[Dataset items]
====================

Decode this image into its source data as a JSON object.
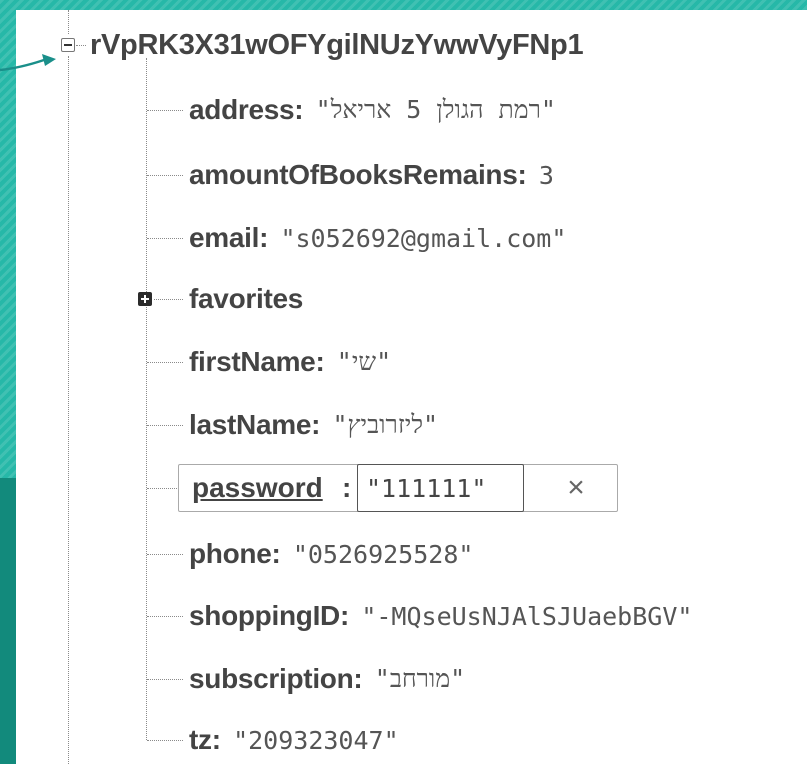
{
  "root": {
    "key": "rVpRK3X31wOFYgilNUzYwwVyFNp1"
  },
  "fields": {
    "address": {
      "key": "address",
      "value": "\"רמת הגולן 5 אריאל\""
    },
    "amount": {
      "key": "amountOfBooksRemains",
      "value": "3"
    },
    "email": {
      "key": "email",
      "value": "\"s052692@gmail.com\""
    },
    "favorites": {
      "key": "favorites"
    },
    "firstName": {
      "key": "firstName",
      "value": "\"שי\""
    },
    "lastName": {
      "key": "lastName",
      "value": "\"ליזרוביץ\""
    },
    "password": {
      "key": "password",
      "value": "\"111111\""
    },
    "phone": {
      "key": "phone",
      "value": "\"0526925528\""
    },
    "shopping": {
      "key": "shoppingID",
      "value": "\"-MQseUsNJAlSJUaebBGV\""
    },
    "subscription": {
      "key": "subscription",
      "value": "\"מורחב\""
    },
    "tz": {
      "key": "tz",
      "value": "\"209323047\""
    }
  },
  "edit": {
    "close_label": "×"
  },
  "icons": {
    "collapse": "minus-box-icon",
    "expand": "plus-box-icon",
    "pointer": "arrow-right-icon",
    "close": "close-icon"
  },
  "colors": {
    "frame": "#26b8a8",
    "frame_dark": "#128a7c",
    "key_text": "#444444",
    "value_text": "#555555",
    "arrow": "#1a8f8a"
  }
}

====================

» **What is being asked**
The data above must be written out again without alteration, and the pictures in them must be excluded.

» **Written solution**
Decode this image into its source data as a JSON object.
{
  "root": {
    "key": "rVpRK3X31wOFYgilNUzYwwVyFNp1"
  },
  "fields": {
    "address": {
      "key": "address",
      "value": "\"רמת הגולן 5 אריאל\""
    },
    "amount": {
      "key": "amountOfBooksRemains",
      "value": "3"
    },
    "email": {
      "key": "email",
      "value": "\"s052692@gmail.com\""
    },
    "favorites": {
      "key": "favorites"
    },
    "firstName": {
      "key": "firstName",
      "value": "\"שי\""
    },
    "lastName": {
      "key": "lastName",
      "value": "\"ליזרוביץ\""
    },
    "password": {
      "key": "password",
      "value": "\"111111\""
    },
    "phone": {
      "key": "phone",
      "value": "\"0526925528\""
    },
    "shopping": {
      "key": "shoppingID",
      "value": "\"-MQseUsNJAlSJUaebBGV\""
    },
    "subscription": {
      "key": "subscription",
      "value": "\"מורחב\""
    },
    "tz": {
      "key": "tz",
      "value": "\"209323047\""
    }
  },
  "edit": {
    "close_label": "×"
  },
  "icons": {
    "collapse": "minus-box-icon",
    "expand": "plus-box-icon",
    "pointer": "arrow-right-icon",
    "close": "close-icon"
  },
  "colors": {
    "frame": "#26b8a8",
    "frame_dark": "#128a7c",
    "key_text": "#444444",
    "value_text": "#555555",
    "arrow": "#1a8f8a"
  }
}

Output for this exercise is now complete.